In 2004, Geoffrey Hinton doubled down on his pursuit of a technological idea called a neural network.
It was a way for machines to see the world around them, recognize sounds and even understand natural language. But scientists had spent more than 50 years working on the concept of neural networks, and machines couldn’t really do any of that.
Backed by the Canadian government, Dr. Hinton, a computer science professor at the University of Toronto, organized a new research community with several academics who also tackled the concept. They included Yann LeCun, a professor at New York University, and Yoshua Bengio at the University of Montreal.

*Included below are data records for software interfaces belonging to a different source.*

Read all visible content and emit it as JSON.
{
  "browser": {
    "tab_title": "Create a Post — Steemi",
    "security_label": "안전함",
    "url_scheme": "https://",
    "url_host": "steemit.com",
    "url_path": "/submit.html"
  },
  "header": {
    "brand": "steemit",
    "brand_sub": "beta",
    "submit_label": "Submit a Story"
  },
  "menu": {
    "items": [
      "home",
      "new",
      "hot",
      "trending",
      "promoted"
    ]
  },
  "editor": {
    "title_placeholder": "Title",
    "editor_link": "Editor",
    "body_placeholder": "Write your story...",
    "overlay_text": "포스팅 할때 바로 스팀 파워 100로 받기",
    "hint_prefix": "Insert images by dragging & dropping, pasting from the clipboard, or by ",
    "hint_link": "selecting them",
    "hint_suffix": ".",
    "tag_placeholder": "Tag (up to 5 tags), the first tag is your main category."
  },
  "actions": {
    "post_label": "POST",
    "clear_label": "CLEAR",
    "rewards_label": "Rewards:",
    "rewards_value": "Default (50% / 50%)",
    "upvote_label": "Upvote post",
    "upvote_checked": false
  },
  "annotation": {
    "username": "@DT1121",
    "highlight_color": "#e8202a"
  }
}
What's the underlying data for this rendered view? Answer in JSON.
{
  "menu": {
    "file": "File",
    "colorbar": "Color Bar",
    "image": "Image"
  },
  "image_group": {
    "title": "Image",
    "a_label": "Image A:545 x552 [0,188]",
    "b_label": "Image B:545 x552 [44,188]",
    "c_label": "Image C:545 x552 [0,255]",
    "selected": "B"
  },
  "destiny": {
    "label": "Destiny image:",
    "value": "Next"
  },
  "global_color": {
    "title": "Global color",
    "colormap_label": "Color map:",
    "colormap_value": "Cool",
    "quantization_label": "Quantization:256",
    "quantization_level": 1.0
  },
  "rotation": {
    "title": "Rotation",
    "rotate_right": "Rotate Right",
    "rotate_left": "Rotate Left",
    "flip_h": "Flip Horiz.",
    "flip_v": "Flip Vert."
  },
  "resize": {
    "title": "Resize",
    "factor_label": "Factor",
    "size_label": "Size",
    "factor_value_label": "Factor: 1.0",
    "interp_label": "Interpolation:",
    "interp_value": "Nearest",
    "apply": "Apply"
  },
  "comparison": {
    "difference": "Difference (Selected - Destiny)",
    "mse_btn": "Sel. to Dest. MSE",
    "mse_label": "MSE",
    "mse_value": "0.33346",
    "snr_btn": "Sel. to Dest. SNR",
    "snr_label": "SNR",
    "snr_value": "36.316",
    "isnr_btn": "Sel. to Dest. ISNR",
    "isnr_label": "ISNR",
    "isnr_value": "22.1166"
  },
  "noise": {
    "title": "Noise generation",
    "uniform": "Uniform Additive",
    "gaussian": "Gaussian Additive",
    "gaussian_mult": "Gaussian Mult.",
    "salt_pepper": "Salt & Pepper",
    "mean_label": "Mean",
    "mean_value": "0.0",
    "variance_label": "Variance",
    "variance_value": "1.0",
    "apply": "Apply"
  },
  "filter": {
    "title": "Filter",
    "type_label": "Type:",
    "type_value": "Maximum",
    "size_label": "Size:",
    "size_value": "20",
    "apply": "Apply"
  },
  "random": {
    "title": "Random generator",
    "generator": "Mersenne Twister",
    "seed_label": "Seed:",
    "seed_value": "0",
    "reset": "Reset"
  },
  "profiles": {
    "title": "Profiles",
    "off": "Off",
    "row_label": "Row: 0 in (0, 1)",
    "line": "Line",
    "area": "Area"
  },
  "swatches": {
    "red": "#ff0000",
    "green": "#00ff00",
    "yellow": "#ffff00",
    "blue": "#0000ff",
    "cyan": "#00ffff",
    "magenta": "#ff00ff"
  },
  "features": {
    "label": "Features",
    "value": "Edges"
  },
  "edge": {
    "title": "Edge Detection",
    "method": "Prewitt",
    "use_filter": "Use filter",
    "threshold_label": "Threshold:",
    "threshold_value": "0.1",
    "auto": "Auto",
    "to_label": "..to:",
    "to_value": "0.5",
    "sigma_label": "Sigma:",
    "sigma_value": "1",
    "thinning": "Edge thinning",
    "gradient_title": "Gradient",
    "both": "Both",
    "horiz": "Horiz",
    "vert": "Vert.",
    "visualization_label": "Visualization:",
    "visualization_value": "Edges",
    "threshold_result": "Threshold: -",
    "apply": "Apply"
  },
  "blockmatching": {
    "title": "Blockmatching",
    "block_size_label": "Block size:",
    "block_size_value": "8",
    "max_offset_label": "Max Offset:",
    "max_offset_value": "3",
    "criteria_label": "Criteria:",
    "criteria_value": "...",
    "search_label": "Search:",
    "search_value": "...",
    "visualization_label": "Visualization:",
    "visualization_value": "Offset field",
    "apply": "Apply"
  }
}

On Wednesday, the Association for Computing Machinery, the world’s largest society of computing professionals, announced that Drs. Hinton, LeCun and Bengio had won this year’s Turing Award for their work on neural networks. The Turing Award, which was introduced in 1966, is often called the Nobel Prize of computing, and it includes a $1 million prize, which the three scientists will share.